Since the 2015 CPR guideline update, the rate changed from 100 compressions per minute to 100-120 compressions per minute. It is the same for adults, children, and babies.
100-120 compressions per minute.
If this seems like a fast pace, it’s because it is. You’ll be doing 1 to 2 compressions every second.
Remember, the depth of compressions on an adult is 2-2.4 inches with both hands. For a child, you’ll use one hand, and a baby you’ll use two fingers, and you’ll compress to only 1/3 the depth of the chest.
Metronomes can help keep the rhythm.
A study conducted in 2015 showed that when using a metronome alongside chest compressions, the compression rate was able to be better maintained than with those that didn’t use one. There are many Automated External Defibrillators (AEDs) that have a metronome that beeps to the correct speed, to aid in chest compressions, and all training units should have one as well. We recommend that our instructors incorporate the use of a metronome in their classes as well.
Keeping on pace with a metronome can also help with ventilation rate, as you’ll introduce oxygen at the same rhythm. You’ll also be able to pay attention to the depth of your compressions a bit better when you’re not also focusing on your speed.
Music to help with the compression rhythm.
If you want to be sure you’re doing chest compressions at the correct rate, find a song that has a beat that is somewhere within that range.
A classic example is The BeeGee’s Stayin’ Alive, which is often played in CPR classes to help people find the speed. Stayin’ Alive‘s tempo is 103 beats per minute, which is within the range that we need to hit. At the upper end of the spectrum is Lady Gaga’s Just Dance, which clocks in at 119 beats per minute.
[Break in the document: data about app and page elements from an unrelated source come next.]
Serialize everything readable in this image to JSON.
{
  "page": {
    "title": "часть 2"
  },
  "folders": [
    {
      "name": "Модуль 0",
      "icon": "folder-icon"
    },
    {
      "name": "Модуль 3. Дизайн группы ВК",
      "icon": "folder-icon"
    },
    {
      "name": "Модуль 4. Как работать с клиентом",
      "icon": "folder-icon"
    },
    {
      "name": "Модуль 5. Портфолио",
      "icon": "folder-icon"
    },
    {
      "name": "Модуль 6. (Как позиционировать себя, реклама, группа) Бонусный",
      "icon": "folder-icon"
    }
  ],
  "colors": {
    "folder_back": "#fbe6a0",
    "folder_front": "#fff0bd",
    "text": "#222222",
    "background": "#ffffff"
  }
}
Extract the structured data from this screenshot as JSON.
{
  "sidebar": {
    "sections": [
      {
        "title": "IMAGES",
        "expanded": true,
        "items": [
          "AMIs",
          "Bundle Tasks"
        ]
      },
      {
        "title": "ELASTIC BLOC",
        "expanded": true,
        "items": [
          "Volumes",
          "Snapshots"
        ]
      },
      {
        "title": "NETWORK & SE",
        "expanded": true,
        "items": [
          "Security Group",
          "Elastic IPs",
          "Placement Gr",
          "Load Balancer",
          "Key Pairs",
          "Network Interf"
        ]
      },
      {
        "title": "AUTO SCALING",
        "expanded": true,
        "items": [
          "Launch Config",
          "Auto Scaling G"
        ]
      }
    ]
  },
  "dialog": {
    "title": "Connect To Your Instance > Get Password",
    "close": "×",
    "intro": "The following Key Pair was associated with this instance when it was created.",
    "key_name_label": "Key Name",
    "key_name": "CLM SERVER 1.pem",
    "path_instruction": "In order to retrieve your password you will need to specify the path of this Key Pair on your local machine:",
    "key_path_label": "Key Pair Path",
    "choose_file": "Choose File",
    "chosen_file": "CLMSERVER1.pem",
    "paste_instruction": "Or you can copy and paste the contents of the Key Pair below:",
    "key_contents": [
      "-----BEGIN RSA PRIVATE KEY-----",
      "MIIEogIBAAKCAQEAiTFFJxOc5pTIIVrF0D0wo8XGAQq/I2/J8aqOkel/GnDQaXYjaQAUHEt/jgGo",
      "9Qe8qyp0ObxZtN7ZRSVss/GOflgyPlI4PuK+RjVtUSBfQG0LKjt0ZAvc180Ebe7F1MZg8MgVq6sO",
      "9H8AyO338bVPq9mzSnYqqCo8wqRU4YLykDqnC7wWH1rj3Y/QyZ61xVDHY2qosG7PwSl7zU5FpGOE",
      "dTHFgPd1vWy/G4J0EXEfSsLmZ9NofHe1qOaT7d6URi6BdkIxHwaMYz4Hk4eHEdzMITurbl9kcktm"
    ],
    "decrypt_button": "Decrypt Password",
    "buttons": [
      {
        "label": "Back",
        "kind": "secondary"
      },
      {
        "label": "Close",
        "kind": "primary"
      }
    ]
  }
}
In the middle is Queen’s Another One Bites the Dust at 110 beats per minute, though that one is a bit macabre.
A playlist of songs to learn CPR to:
- “Stayin’ Alive” – Bee Gees – 103 BPM
- “Dancing Queen” – ABBA – 100 BPM
- “Cecilia” – Simon & Garfunkel – 102 BPM
- “Hard To Handle” – The Black Crowes – 104 BPM
- “Can’t Stop the Feeling” – Justin Timberlake – 113 BPM (This is an original song from the movie “Trolls”)
- “Rock Your Body” – Justin Timberlake – 100 BPM
- “I Will Survive” – Gloria Gaynor – 117 BPM
- “MMMBop” – Hanson – 104 BPM
- “Girls Just Want to Have Fun” – Cyndi Lauper – 120 BPM
- “Just Dance” – Lady Gaga, Colby O’Donis – 119 BPM
- “Something Just Like This” – The Chainsmokers, Coldplay – 103 BPM
- “Rumour Has It” – Adele – 120 BPM
- “Fly” – Sugar Ray – 100 BPM
- “Hips Don’t Lie” – Shakira – 100 BPM
- “Work It” – Missy Elliott – 102 BPM
- “Suddenly I See” – KT Tunstall – 100 BPM
- “Crazy” – Gnarls Barkley – 112 BPM
- “Man in the Mirror” – Michael Jackson – 100 BPM
- “One Week” – Barenaked Ladies – 113 BPM
- “The Imperial March” – John Williams – 103 BPM
While “Another One Bites the Dust” may be “a bit macabre,” Weird Al Yankovic did a parody called “Another One Rides the Bus;” if you watch “Law & Order,” you’ll know that “bus” is slang for ambulance, and he’ll certainly be riding that.
However… the tear Catching the Bus or CTB for short is a term used in suicide circles meaning committing suicide. So even weird as’s version could be a bit macabre. Just saying.
The new childrens song “baby shark” gives 110 pbm… that’s the song we used in class…
I’ve always done it to “staying alive” or “another one bites the dust” but recently I have been trying to find/think of more because I do music therapy with a child who likes to strum the rhythm on the guitar while I change the chords, and that is the pace he always plays at. One really good song we’ve done it to is Yellow Submarine. Still trying to find some more good ones!
Rolling In The Deep – Adele (the one from the Nike ad) is 104 BPM, so it can be another addition to the list. The beats are quite punchy in the song, so it’s easy to remember
pretty woman – roy orbison